(Task inputs begins)

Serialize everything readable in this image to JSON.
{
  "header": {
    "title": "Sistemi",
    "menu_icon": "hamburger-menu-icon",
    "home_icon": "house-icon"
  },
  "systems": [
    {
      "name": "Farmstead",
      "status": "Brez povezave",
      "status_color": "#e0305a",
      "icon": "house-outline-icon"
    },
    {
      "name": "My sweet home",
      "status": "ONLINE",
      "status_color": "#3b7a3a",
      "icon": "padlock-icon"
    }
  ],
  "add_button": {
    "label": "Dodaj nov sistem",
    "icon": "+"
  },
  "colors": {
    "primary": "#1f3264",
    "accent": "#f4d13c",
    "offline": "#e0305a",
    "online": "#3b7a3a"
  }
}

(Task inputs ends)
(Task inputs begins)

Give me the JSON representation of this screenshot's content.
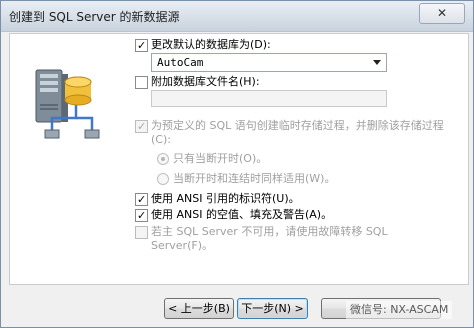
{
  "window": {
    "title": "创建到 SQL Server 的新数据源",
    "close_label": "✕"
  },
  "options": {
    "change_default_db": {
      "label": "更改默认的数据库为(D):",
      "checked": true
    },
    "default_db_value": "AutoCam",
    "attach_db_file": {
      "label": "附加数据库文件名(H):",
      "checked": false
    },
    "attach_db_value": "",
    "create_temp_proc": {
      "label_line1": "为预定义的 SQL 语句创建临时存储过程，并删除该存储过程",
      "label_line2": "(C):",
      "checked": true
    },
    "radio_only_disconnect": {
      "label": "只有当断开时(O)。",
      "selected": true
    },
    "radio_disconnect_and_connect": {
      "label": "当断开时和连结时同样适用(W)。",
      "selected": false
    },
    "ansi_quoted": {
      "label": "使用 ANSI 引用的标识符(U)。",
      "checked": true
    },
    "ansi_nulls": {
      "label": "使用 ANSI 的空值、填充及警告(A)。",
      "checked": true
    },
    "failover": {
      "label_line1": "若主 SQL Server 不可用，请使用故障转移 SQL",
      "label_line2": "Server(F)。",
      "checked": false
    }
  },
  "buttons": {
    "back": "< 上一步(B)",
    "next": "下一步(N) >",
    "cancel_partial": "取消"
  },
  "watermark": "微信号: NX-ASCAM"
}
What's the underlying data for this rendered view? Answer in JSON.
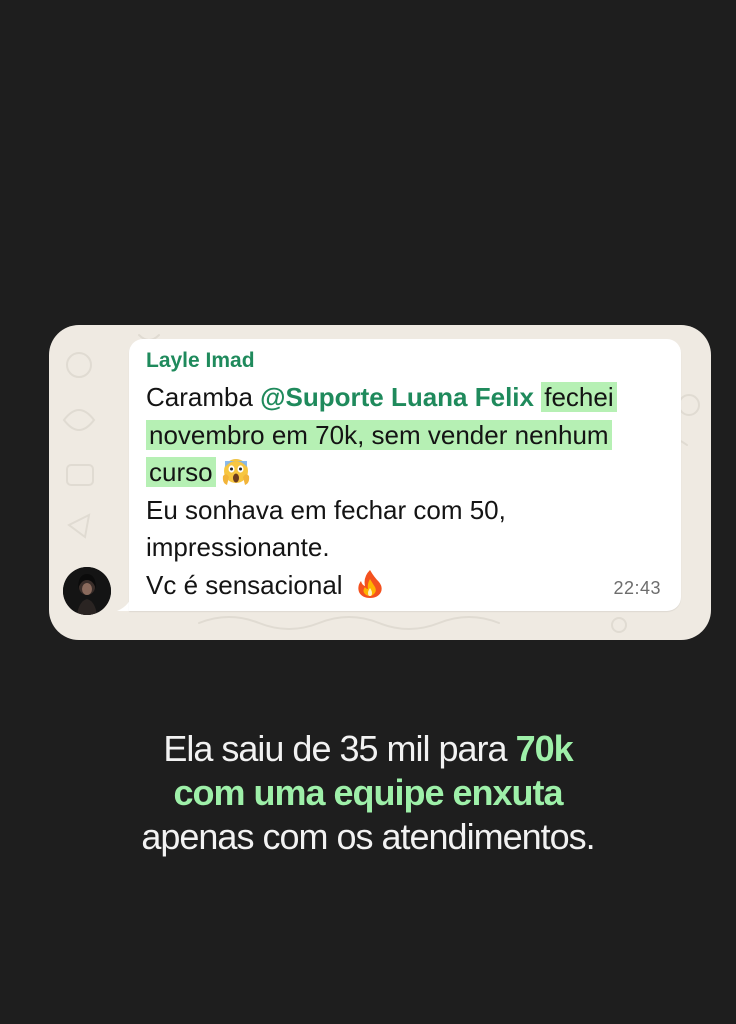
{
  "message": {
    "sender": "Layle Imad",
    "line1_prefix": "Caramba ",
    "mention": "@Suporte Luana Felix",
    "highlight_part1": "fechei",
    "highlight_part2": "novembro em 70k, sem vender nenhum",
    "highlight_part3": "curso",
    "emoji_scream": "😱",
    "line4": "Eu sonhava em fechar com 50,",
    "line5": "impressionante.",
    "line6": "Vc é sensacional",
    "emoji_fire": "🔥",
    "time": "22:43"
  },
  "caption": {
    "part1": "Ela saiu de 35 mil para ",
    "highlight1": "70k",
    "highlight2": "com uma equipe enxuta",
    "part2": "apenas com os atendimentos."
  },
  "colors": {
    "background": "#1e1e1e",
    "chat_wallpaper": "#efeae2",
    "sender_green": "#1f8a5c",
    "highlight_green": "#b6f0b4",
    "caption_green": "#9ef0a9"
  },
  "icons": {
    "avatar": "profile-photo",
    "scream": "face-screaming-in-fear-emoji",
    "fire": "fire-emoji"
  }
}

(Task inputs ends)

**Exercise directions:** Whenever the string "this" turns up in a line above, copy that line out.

**Exercise result:**
Serialize everything readable in this image to JSON.
Give me the JSON representation of this screenshot's content.
What's the underlying data for this rendered view? Answer in JSON.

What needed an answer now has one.